Early on in the outbreak, the State’s Attorney for Cook County, Illinois Kim Foxx committed to working with local sheriffs and public defenders to identify paths toward decarceration to slow the spread of the coronavirus. For her contribution, on March 20, her office announced it would not be prosecuting new low-level drug offenses during the pandemic. Her office was also reviewing thousands of cases to identify people to recommend release from jail when they would not pose a threat to public safety in emergency bail hearings. She later crafted a policy not to prosecute individuals charged with minor offenses related to peaceful protests, a move that kept people out of harm’s way in jails.

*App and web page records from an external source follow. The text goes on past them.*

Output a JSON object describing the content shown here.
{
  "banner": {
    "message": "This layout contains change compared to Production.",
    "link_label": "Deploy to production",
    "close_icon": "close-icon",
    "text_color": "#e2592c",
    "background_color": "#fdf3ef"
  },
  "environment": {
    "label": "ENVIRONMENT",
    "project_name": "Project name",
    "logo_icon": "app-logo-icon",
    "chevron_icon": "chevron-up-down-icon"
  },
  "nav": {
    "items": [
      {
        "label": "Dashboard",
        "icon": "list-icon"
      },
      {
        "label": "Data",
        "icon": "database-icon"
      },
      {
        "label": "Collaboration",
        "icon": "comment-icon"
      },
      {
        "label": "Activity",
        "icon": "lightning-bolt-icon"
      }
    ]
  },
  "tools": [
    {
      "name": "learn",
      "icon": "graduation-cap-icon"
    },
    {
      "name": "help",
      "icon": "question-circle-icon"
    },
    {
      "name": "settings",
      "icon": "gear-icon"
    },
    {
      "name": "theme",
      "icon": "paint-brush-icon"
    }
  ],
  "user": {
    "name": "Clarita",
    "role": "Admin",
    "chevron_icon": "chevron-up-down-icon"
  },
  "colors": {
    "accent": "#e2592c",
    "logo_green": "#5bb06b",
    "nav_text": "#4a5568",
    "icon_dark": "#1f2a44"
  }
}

Unfortunately, these changes did not always reach the courtroom. The public defender’s office has publicly called out that local prosecutors have not agreed to a majority of motions to reduce bond or release defendants from the Cook County Jail during the outbreak. Foxx has been clear that her office will not support mass release, but is working hard to find people who are ideal for immediate release, and hopeful that this effort will clear the path to broader and long overdue bail reform in the future.
4. Houston, Texas
In the early days of COVID-19, defenders criticized Harris County, Texas District Attorney Kim Ogg’s slow response to the pandemic, including her delayed remote working office policy. While local officials across the state began to release people awaiting trial to slow the spread of the virus, Ogg overtly fought judicial efforts by filing an emergency motion to block judges from considering “public health matters” when deciding bail. In April, a lawyer representing misdemeanor judges in a cash bail suit sent a letter to DA Ogg, accusing her of also misrepresenting Gov. Abbot’s executive order on limitations of release during the pandemic to deny the release of people on low-level offenses.
Ogg’s efforts to prevent decarceration have led to drastic consequences. The state’s system is now at a crisis point as a backlog of people crammed in local Texas jails builds up — both those held pretrial and those waiting to transfer to prison are trapped together despite the pandemic’s threat.
5. Phoenix, Arizona
Maricopa County, Arizona, the fourth most populous county in the nation and home to Phoenix, has successfully cut down the number of people going to jail while awaiting trial to slow the spread of the coronavirus. Many of these reduced filings have been credited to the Maricopa County sheriff and the Phoenix police chief, who have developed policies to issue summons and citations for many offenses on the front end of the system. While Maricopa County Attorney Allister Adel agreed to pause the filings of some cases, she made clear that these cases would not be dismissed at any point, leading advocates to fear a flood of backlogged cases could inundate the system in the near future. Further, vowing to prosecute low-level cases related directly to the pandemic’s impact on the economy, such as theft or trespassing, does more harm than good for the community.
Adel certainly understood some need to alleviate the number of people behind bars during the pandemic. She directed her office to consider this broader public health needs when making charging decisions and to respond appropriately to defense attorneys’ requests for release. But advocates, including the ACLU of Arizona, asked her early on to implement a variety of more specific proposals, which Adel declined to even meet to discuss. Instead, she authored an op-ed vilifying advocates’ intentions and arguing that people in prison should not be released — a sign that she does not grasp how this virus can turn jail stints into death sentences.